* [Task prompt]:
Return every line below exactly, leaving nothing out.

(Extracted data entries)
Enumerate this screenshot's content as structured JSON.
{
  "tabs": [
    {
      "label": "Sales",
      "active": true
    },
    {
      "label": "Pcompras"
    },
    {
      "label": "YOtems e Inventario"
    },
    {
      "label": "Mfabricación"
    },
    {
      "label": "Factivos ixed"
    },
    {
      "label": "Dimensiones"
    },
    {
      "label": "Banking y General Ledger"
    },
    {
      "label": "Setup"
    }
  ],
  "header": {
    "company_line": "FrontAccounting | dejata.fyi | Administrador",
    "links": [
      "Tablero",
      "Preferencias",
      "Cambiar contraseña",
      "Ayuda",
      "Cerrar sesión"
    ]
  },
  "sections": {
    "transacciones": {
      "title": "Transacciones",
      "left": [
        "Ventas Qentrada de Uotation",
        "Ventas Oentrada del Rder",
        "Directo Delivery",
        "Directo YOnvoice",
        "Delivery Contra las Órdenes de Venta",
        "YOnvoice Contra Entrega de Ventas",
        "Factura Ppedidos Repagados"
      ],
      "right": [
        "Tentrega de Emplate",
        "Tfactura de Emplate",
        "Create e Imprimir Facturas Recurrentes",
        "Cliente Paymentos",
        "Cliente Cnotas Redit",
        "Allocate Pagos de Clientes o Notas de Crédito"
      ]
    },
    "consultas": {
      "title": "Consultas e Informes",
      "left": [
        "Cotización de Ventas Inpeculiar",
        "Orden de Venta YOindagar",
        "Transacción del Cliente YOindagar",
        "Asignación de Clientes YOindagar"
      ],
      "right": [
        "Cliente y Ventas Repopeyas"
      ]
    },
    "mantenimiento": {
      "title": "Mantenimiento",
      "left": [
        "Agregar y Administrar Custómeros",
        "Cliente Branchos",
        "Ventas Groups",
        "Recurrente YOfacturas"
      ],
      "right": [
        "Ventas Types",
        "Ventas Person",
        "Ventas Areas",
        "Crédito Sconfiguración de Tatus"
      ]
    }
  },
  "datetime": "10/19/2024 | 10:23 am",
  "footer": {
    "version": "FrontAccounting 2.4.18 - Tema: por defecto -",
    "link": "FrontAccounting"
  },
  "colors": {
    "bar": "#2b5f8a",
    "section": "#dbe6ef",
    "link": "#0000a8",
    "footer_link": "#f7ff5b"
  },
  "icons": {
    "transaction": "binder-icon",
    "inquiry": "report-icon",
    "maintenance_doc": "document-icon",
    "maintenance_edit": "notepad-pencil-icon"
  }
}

* [Task output]:
Enumerate this screenshot's content as structured JSON.
{
  "tabs": [
    {
      "label": "Sales",
      "active": true
    },
    {
      "label": "Pcompras"
    },
    {
      "label": "YOtems e Inventario"
    },
    {
      "label": "Mfabricación"
    },
    {
      "label": "Factivos ixed"
    },
    {
      "label": "Dimensiones"
    },
    {
      "label": "Banking y General Ledger"
    },
    {
      "label": "Setup"
    }
  ],
  "header": {
    "company_line": "FrontAccounting | dejata.fyi | Administrador",
    "links": [
      "Tablero",
      "Preferencias",
      "Cambiar contraseña",
      "Ayuda",
      "Cerrar sesión"
    ]
  },
  "sections": {
    "transacciones": {
      "title": "Transacciones",
      "left": [
        "Ventas Qentrada de Uotation",
        "Ventas Oentrada del Rder",
        "Directo Delivery",
        "Directo YOnvoice",
        "Delivery Contra las Órdenes de Venta",
        "YOnvoice Contra Entrega de Ventas",
        "Factura Ppedidos Repagados"
      ],
      "right": [
        "Tentrega de Emplate",
        "Tfactura de Emplate",
        "Create e Imprimir Facturas Recurrentes",
        "Cliente Paymentos",
        "Cliente Cnotas Redit",
        "Allocate Pagos de Clientes o Notas de Crédito"
      ]
    },
    "consultas": {
      "title": "Consultas e Informes",
      "left": [
        "Cotización de Ventas Inpeculiar",
        "Orden de Venta YOindagar",
        "Transacción del Cliente YOindagar",
        "Asignación de Clientes YOindagar"
      ],
      "right": [
        "Cliente y Ventas Repopeyas"
      ]
    },
    "mantenimiento": {
      "title": "Mantenimiento",
      "left": [
        "Agregar y Administrar Custómeros",
        "Cliente Branchos",
        "Ventas Groups",
        "Recurrente YOfacturas"
      ],
      "right": [
        "Ventas Types",
        "Ventas Person",
        "Ventas Areas",
        "Crédito Sconfiguración de Tatus"
      ]
    }
  },
  "datetime": "10/19/2024 | 10:23 am",
  "footer": {
    "version": "FrontAccounting 2.4.18 - Tema: por defecto -",
    "link": "FrontAccounting"
  },
  "colors": {
    "bar": "#2b5f8a",
    "section": "#dbe6ef",
    "link": "#0000a8",
    "footer_link": "#f7ff5b"
  },
  "icons": {
    "transaction": "binder-icon",
    "inquiry": "report-icon",
    "maintenance_doc": "document-icon",
    "maintenance_edit": "notepad-pencil-icon"
  }
}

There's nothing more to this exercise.